▸ Task objective: Reading the records beneath this task, work out how many lines contain the word "credenciamento" and reply with only that number.

▸ Records supplied:

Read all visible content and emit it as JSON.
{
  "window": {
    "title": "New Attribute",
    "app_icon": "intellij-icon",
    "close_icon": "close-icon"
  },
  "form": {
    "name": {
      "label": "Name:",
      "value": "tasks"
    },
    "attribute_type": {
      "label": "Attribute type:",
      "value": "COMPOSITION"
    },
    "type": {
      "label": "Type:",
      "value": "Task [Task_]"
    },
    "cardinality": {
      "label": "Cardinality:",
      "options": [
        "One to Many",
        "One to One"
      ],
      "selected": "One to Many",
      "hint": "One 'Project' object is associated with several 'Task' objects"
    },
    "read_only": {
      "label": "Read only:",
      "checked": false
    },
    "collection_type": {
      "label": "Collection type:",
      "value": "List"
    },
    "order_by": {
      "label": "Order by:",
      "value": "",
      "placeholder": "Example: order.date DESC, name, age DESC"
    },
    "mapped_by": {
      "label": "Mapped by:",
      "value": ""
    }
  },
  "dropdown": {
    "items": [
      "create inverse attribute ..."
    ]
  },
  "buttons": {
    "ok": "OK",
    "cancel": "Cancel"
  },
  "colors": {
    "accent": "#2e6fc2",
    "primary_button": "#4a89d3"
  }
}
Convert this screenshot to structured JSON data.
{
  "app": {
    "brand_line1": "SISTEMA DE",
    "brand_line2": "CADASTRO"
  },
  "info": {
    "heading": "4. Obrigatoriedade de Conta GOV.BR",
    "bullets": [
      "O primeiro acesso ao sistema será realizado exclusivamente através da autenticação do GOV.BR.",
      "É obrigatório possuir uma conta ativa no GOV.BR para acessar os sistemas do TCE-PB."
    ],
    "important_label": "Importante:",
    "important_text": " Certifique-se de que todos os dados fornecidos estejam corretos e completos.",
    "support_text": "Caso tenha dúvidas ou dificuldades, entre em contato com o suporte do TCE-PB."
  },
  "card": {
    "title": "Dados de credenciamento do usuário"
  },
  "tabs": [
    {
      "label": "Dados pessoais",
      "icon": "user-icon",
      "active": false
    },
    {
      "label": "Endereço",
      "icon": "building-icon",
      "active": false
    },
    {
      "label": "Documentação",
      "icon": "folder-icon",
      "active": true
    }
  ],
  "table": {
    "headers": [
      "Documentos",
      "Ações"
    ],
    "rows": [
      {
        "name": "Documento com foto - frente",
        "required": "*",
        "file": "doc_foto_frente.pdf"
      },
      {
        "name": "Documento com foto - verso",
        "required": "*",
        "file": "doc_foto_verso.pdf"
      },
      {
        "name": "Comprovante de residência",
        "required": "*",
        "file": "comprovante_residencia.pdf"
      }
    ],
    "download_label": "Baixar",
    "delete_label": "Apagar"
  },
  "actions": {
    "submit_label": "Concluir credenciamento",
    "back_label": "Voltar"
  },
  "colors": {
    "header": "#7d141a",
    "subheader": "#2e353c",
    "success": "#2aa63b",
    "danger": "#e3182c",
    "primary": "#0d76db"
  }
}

▸ Reply to the task: 2